Amphetamine drugs come in both legal and illegal forms. As a legal drug, amphetamine belongs to the Schedule II class of narcotic substances and can only be obtained in prescription form. Illegal forms of amphetamine come from synthetic materials manufactured in underground labs as well as from natural plant materials.
Whether used for treatment or recreational purposes, long term amphetamine use takes a toll on the brain and body bringing on a range of adverse effects, according to the U. S. National Library of Medicine. This is especially the case when abusing these drugs.
Amphetamines stimulate or speed up chemical activities throughout the brain and central nervous system (CNS). When ingested, amphetamines effects include:
Both the brain and CNS rely on neurotransmitter chemicals to regulate the body’s various systems. Over time, long term amphetamine use disrupts this chemical system making it increasingly difficult for the brain to maintain normal bodily functioning. Recreational users in particular face the risk of developing serious medical and/or psychological problems with long term amphetamine use.
With long term amphetamine use, the brain starts to depend on amphetamine effects to regulate CNS functions. This comes about through the drug’s effects on neurotransmitter-producing brain cells.
In effect, amphetamines forces cell sites to release large amounts of dopamine and norepinephrine, both essential neurotransmitter chemicals. Long term amphetamine use overworks these cells to the point where actual structural damage starts to develop.
This damage works to weaken cells making them unable to produce neurotransmitter materials as normal. Before long, cell sites can no longer produce needed chemical amounts in the absence of the drug.
Physical dependency creates considerable chemical imbalances in the brain. These imbalances leave the brain unable to regulate bodily system in a normal fashion.
Under these conditions, withdrawal symptoms start to surface. Long term amphetamine use brings on repeated withdrawal episodes with users experiencing the following symptoms:
In effect, withdrawal symptoms reflect the state of chemical imbalance in the brain, with symptoms growing more severe as this imbalance worsens.
As Schedule II class drugs, amphetamines carry a considerable risk of abuse and addiction in spite of their use as medical treatments. In actuality, prescription amphetamines exist as the second most addictive drug class on the market, according to the University of Maryland.
Over time, the chemical imbalances brought on by long term amphetamine use start to interfere with the brain’s cognitive-based centers, most especially the brain’s reward system. The reward system regulates learning and motivation functions, which tie in directly with a person’s motivations, priorities and overall drive or ambitions.

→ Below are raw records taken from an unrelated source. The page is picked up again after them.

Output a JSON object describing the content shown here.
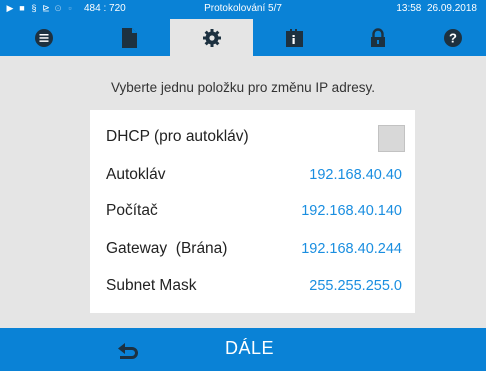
{
  "status_bar": {
    "coords": "484 : 720",
    "title": "Protokolování 5/7",
    "time": "13:58",
    "date": "26.09.2018"
  },
  "tabs": [
    {
      "icon": "list-icon",
      "active": false
    },
    {
      "icon": "document-icon",
      "active": false
    },
    {
      "icon": "gear-icon",
      "active": true
    },
    {
      "icon": "info-book-icon",
      "active": false
    },
    {
      "icon": "lock-icon",
      "active": false
    },
    {
      "icon": "help-icon",
      "active": false
    }
  ],
  "instruction": "Vyberte jednu položku pro změnu IP adresy.",
  "items": [
    {
      "label": "DHCP (pro autokláv)",
      "value": "",
      "type": "checkbox",
      "checked": false
    },
    {
      "label": "Autokláv",
      "value": "192.168.40.40"
    },
    {
      "label": "Počítač",
      "value": "192.168.40.140"
    },
    {
      "label": "Gateway  (Brána)",
      "value": "192.168.40.244"
    },
    {
      "label": "Subnet Mask",
      "value": "255.255.255.0"
    }
  ],
  "bottom": {
    "back_icon": "back-arrow-icon",
    "next_label": "DÁLE"
  },
  "colors": {
    "accent": "#0a82d6",
    "value_text": "#1a8ee0",
    "background": "#e5e5e5"
  }
}
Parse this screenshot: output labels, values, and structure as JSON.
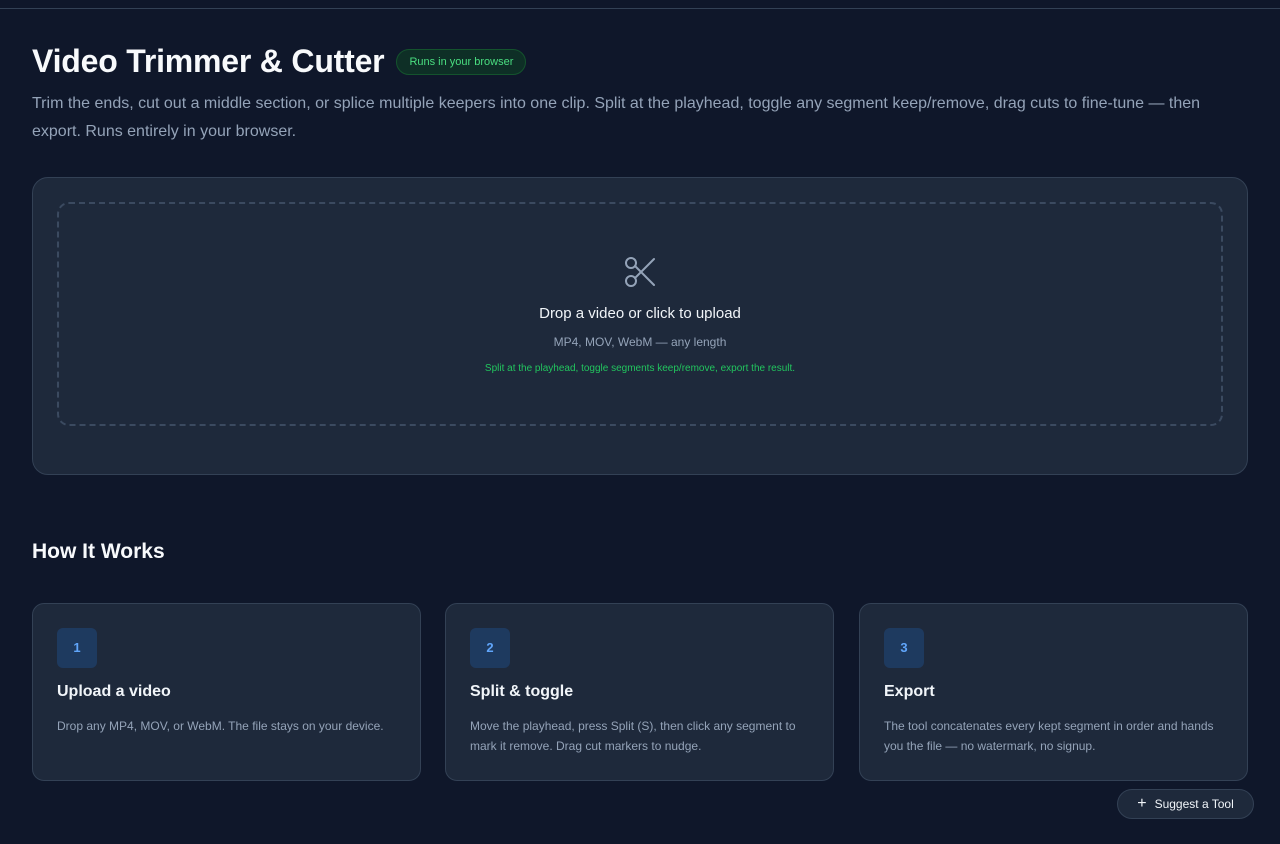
{
  "header": {
    "title": "Video Trimmer & Cutter",
    "badge": "Runs in your browser",
    "subtitle": "Trim the ends, cut out a middle section, or splice multiple keepers into one clip. Split at the playhead, toggle any segment keep/remove, drag cuts to fine-tune — then export. Runs entirely in your browser."
  },
  "upload": {
    "icon": "scissors-icon",
    "title": "Drop a video or click to upload",
    "formats": "MP4, MOV, WebM — any length",
    "hint": "Split at the playhead, toggle segments keep/remove, export the result."
  },
  "how_it_works": {
    "title": "How It Works",
    "steps": [
      {
        "number": "1",
        "title": "Upload a video",
        "description": "Drop any MP4, MOV, or WebM. The file stays on your device."
      },
      {
        "number": "2",
        "title": "Split & toggle",
        "description": "Move the playhead, press Split (S), then click any segment to mark it remove. Drag cut markers to nudge."
      },
      {
        "number": "3",
        "title": "Export",
        "description": "The tool concatenates every kept segment in order and hands you the file — no watermark, no signup."
      }
    ]
  },
  "suggest": {
    "label": "Suggest a Tool",
    "icon": "plus-icon"
  },
  "colors": {
    "background": "#0f172a",
    "card": "#1e293b",
    "accent_green": "#22c55e",
    "accent_blue": "#60a5fa"
  }
}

Long term amphetamine use warps reward system functions, making this vital center dependent on the drug’s effects. With frequent, long term amphetamine use, users develop a psychological dependency on amphetamine effects.
A psychological dependency affects a person’s sense of purpose and priorities in such a way that he or she creates a new lifestyle that centers around getting and using amphetamines. Over the course of long term amphetamine use, the addict’s life slowly falls apart bringing about one or more of the following consequences:
Much like a physical dependency, a person’s life circumstances will only worsen with continued drug use.
Long term amphetamine use wreaks havoc on a person’s overall physical health, slowly destroying cells in the brain as major bodily systems breakdown. The body’s cardiovascular system in particular undergoes considerable damage in the process.
According to the Institute for Substance Abuse Treatment Evaluation, amphetamine’s ability to increase blood pressure levels places excess strain on heart and blood vessel linings. These effects place a significant strain on the heart, especially in cases where plaque build-up exists along blood vessel passageways. With long term amphetamine use, users remain at risk of heart attack, stroke and developing heart disease.
Amphetamine effects on brain cell structures soon turns into full-blown brain damage with long term amphetamine use. Over time, amphetamine’s influence not only “reconfigures” the brain’s chemical pathways, but also reshapes the brain’s structures.
This degree of damage has widespread effects on a person’s overall physical and psychological health. In this state, the brain has become a diseased environment that relies on amphetamine effects to function. With continued drug use, these conditions only grow worse.
With long-term amphetamine use, users enter into a continuous state of emotional turmoil as the drug’s effects weaken chemical processes in the brain. While some of these effects do develop out of withdrawal episodes, long-term users only experience mild relief from emotional distress when using the drug.
Over time, damage done to the brain’s frontal lobe regions places a person at risk of developing:
Amphetamine-induced psychosis exists as one of the more severe consequences of long term amphetamine use, which can become permanent in some cases. Much like a full-blown psychosis, symptoms associated with amphetamine-induced psychosis make it all but impossible for a person to function in everyday life.
According to the National Center for Biotechnology Information, symptoms may take the form of:
Ultimately, long term amphetamine use can bring about serious consequences to a person’s overall well-being and ability to function in daily life. While these drugs do offer certain therapeutic benefits, their best suited for short-term treatment purposes.